Remember that your tactics should always align with your marketing strategy and objectives. Don’t just pluck them out of thin air or opt for shiny, new tactics. Consider what tactics align with your marketing strategy and go from there.
For example, our marketing strategy is pretty simple at its core:
Help our target audience solve their SEO and marketing problems with the help of our tools by creating informative and useful content about topics they’re searching for.
In addition, Because your strategy should always dictate the tactics Oman Phone number you use, it’s clear that any tactics we use will be content-related. This is also clear from the objective we set ourselves in the previous section:
Increase organic search visibility in the U.S. from 3% to 6% in the next 12 months.
So what tactics should we utilize to achieve this objective?
Given the objective itself, there’s really only one thing we can do here: SEO. However, if we really want to create an actionable marketing plan for ourselves, we need to be more specific.
This is where a bit of research is needed…
If we scroll down to our tracked keywords in Rank Tracker and sort by estimated traffic, we can see the keywords where our search visibility is low or non-existent:
In addition, To improve our organic search visibility for these keywords, there are a few tactics we could use.
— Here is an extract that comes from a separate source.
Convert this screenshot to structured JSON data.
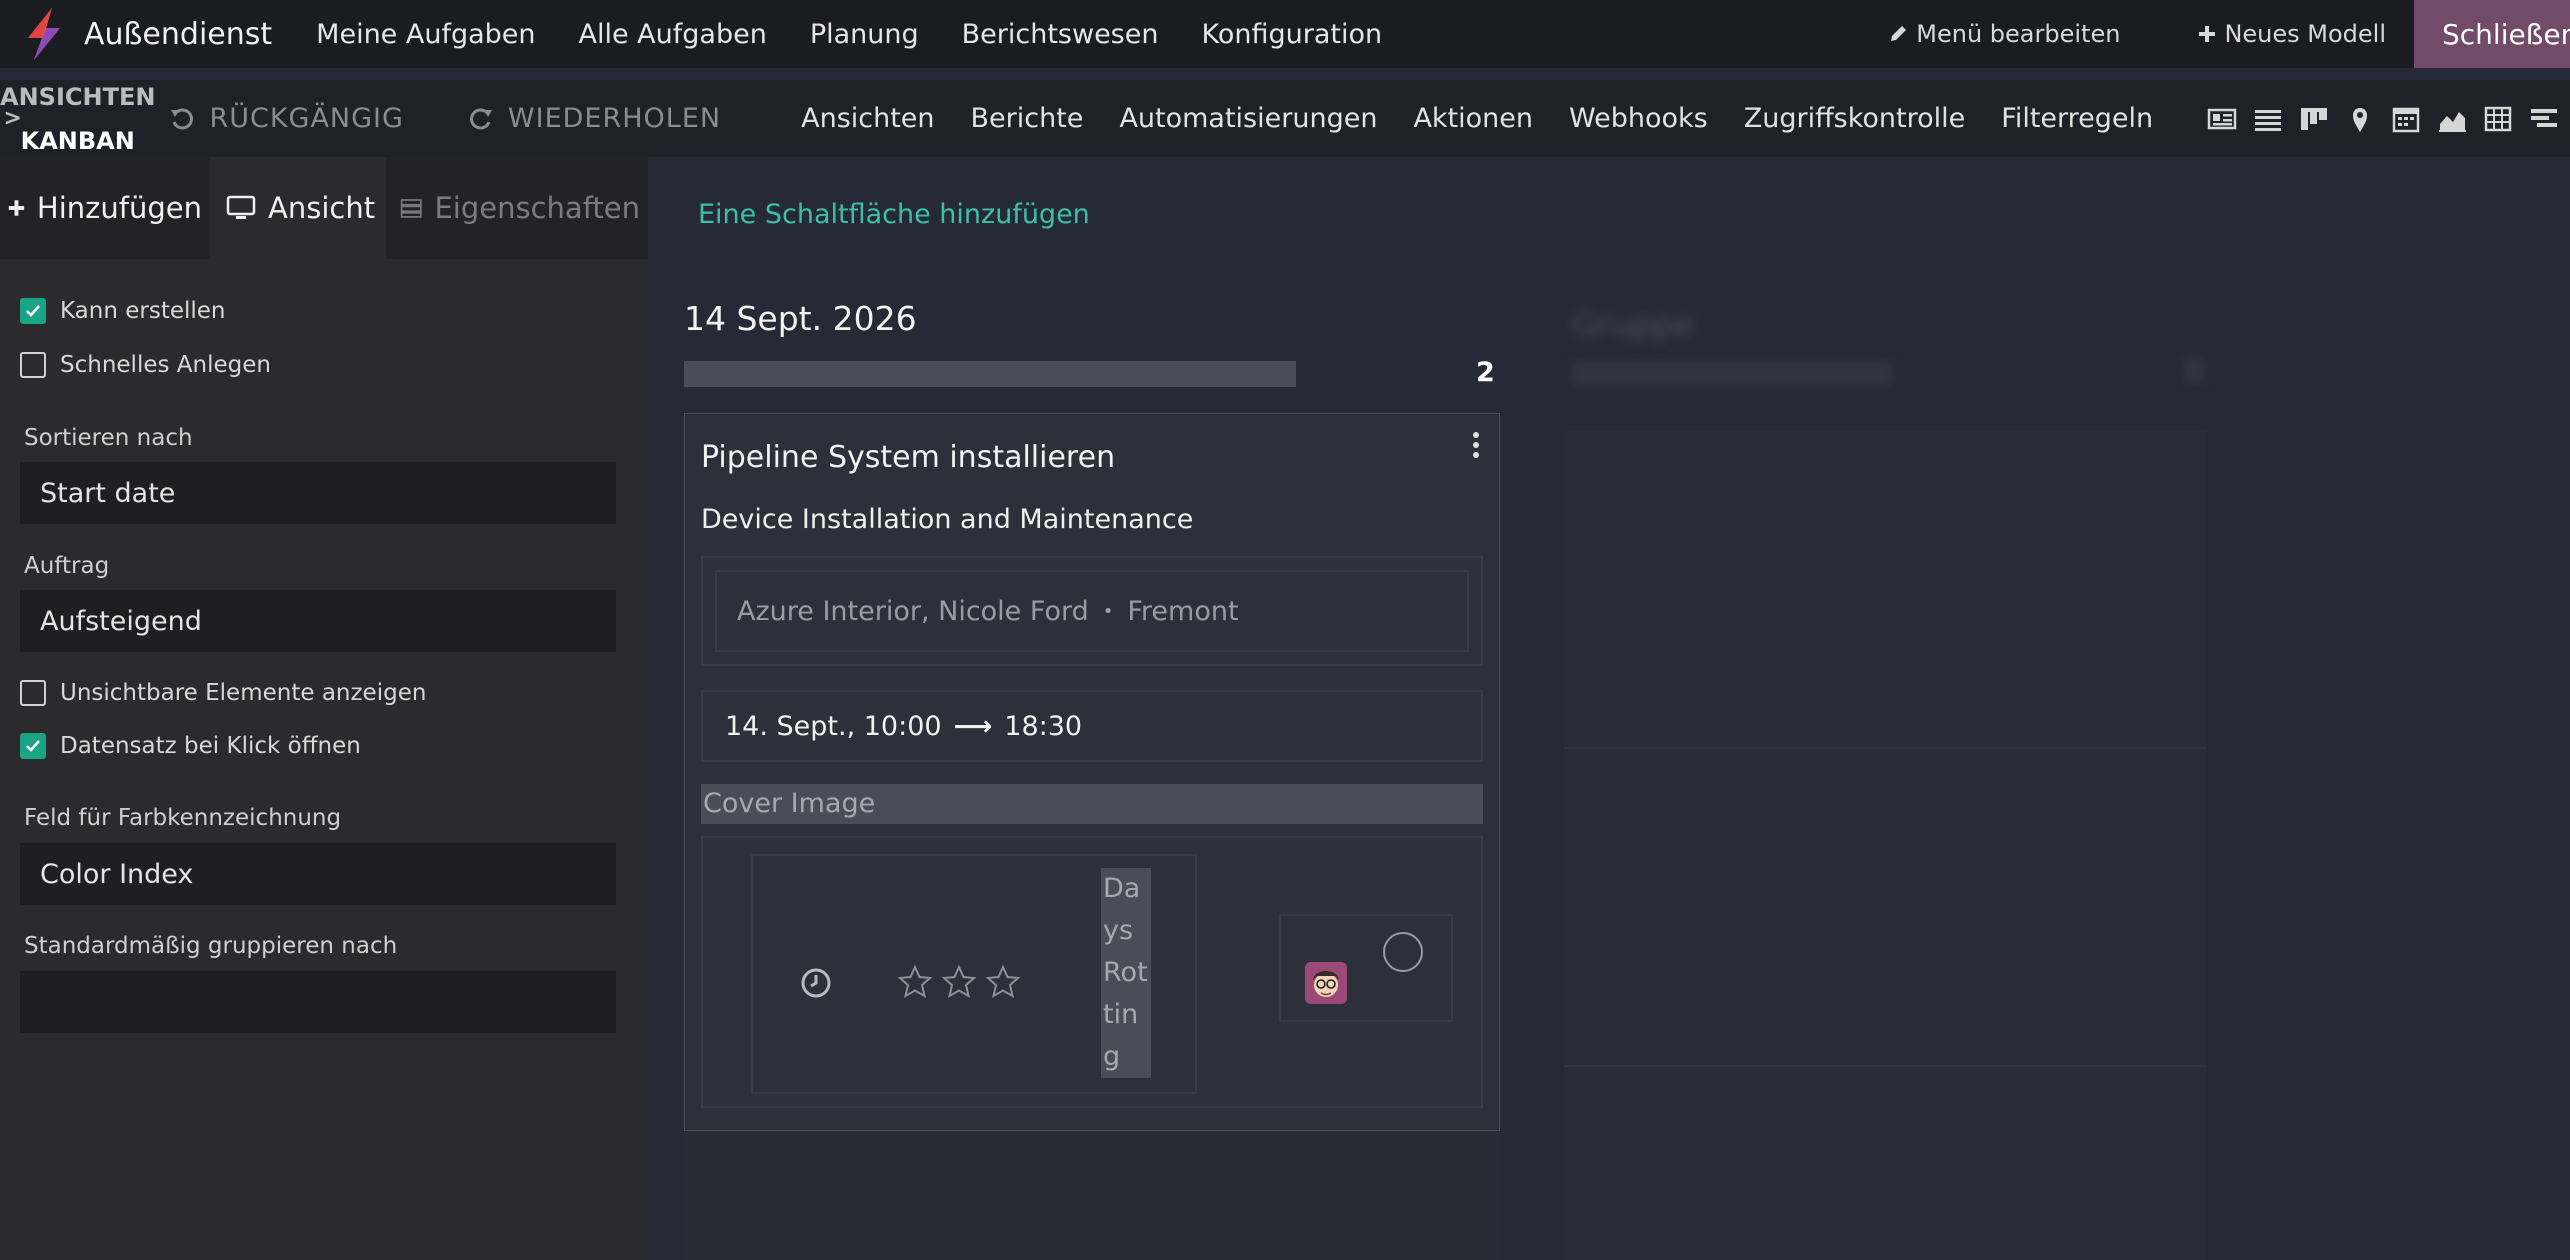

However, to keep things simple, let’s say that rewriting the posts that target them seems like the most viable tactic.
Let’s also assume that we don’t have the manpower to rewrite all of these posts, so we’ll focus on the most low-hanging opportunities. That would probably be the posts that target high-volume keywords and currently rank OK but not great.
Here’s how we can filter for these keywords in Rank Tracker:
Now, it looks like a few of those keywords (“youtube tags,” “what is https,” etc.) don’t align particularly well with our target audience of website owners, so we’ll exclude those.
This leaves us with around 80 keywords, and this number equates to 80 posts to rewrite.
Next, we need to estimate how much all of this is going to cost us.
In addition, This is a crucial step that you shouldn’t neglect, as there’s no point in creating a “pie in the sky” marketing plan. It needs to be realistic, doable, and any numbers should actually be based on something (not plucked out of thin air).
Given that we do content rewrites in-house, it makes the most sense for us to base cost estimations on how much time we think all of this will take our team (and how much we pay them).
To keep things simple, let’s say that the numbers look like this:
Time per rewrite: 20 hours.
Cost per hour: $20
Number of rewrites: 80
Based on these numbers, it looks like it will cost us around $32K and 1,600 man-hours to execute this tactic. That might sound like a lot, but it’s less than one full-time employee’s yearly working hours.
You might even want to consider color-coding your quarterly plan to show which team is responsible for which task. This will make it easier to spot when teams are likely to be overloaded and plan accordingly.
In addition, Given that most marketing plans run dozens or even hundreds of pages, our one-page plan is admittedly very oversimplified. But that’s the point. It helps you get the basics down on paper as fast as possible without having to contend with endless marketing jargon and acronyms.